Recent generations of Puerto Rican musicians have become internationally known in the world of Latin jazz. Saxophonist David Sánchez, trombonist William Cepeda, percussionist Giovanni Hidalgo, and flutists Dave Valentin and Néstor Torres have blended their Puerto Rican roots with jazz styles to produce unique and highly successful interpretations of Latin jazz. Most of these artists have several CDs to their credit, and their distinctive sounds can be found in virtually every music store on the Island.
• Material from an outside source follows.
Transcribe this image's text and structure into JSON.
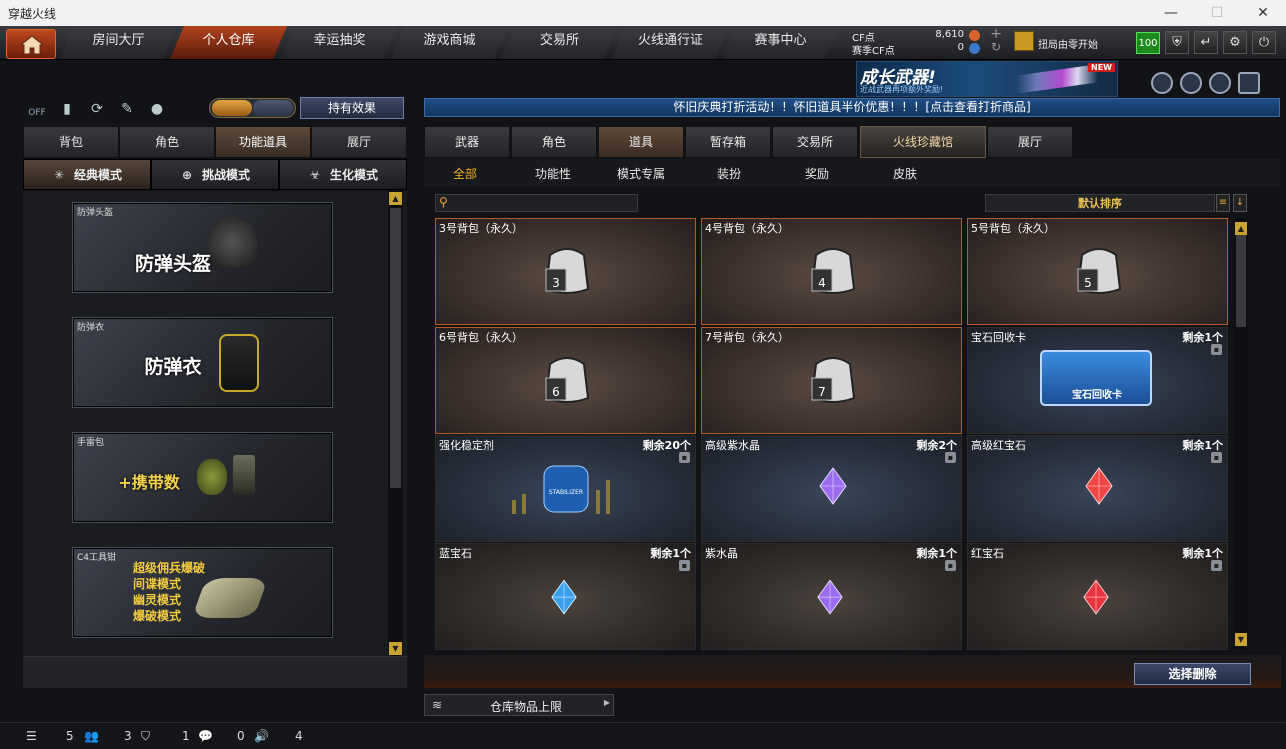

They and many other musicians have been showcased at the annual Puerto Rico Heineken JazzFest, being held this year from June 1-4 at the comfortable, open-air Tito Puente Amphitheater in the Hato Rey district of San Juan. Begun in 1991 as a free event in Old San Juan, the Puerto Rico Heineken JazzFest has grown to become the premier jazz festival in the Caribbean. Some 15,000 aficionas attend four evenings of concerts that feature a lively international mix of traditional straight-up, Afro-Caribbean, and eclectic jazz. Each festival highlights an honoree: these have included Paquito D’Rivera, Tito Puente, Ray Barreto and Gal Costa. Performers have ranged from the traditional Diane Schuur to the Afro-Cuban Humberto Ramírez to the eclectic Spyro Gyra. Professors and students from Boston’s Berklee College of Music perform and give workshops for up-and-coming local talent, and funds from sales of Puerto Rico Heineken JazzFest CDs go towards scholarships for deserving students.
If you can’t be here for the JazzFest, don’t worry: live jazz adds to the Island’s rich musical mix just about every week of the year, from clubs in Old San Juan to elegant hotel lobbies to starlit parks. For all jazz all the time, it’s the relaxed setting of Carli Café Concierto in Old San Juan. Carli Muñoz, a famous pianist and the venue’s proprietor, was first bitten by the jazz bug in the early ‘60s. Aside from a few detours with the Beach Boys (an 11-year stint) and his rock group “The Living End,” Carli’s number-one passion has always been jazz, and he has worked with such celebrated artists as George Benson and Les McCann. Open for more than seven years, Carli Café Concierto offers a savory international menu to go with the jazz.
For more current offerings, check the local newspapers or your hotel’s concierge.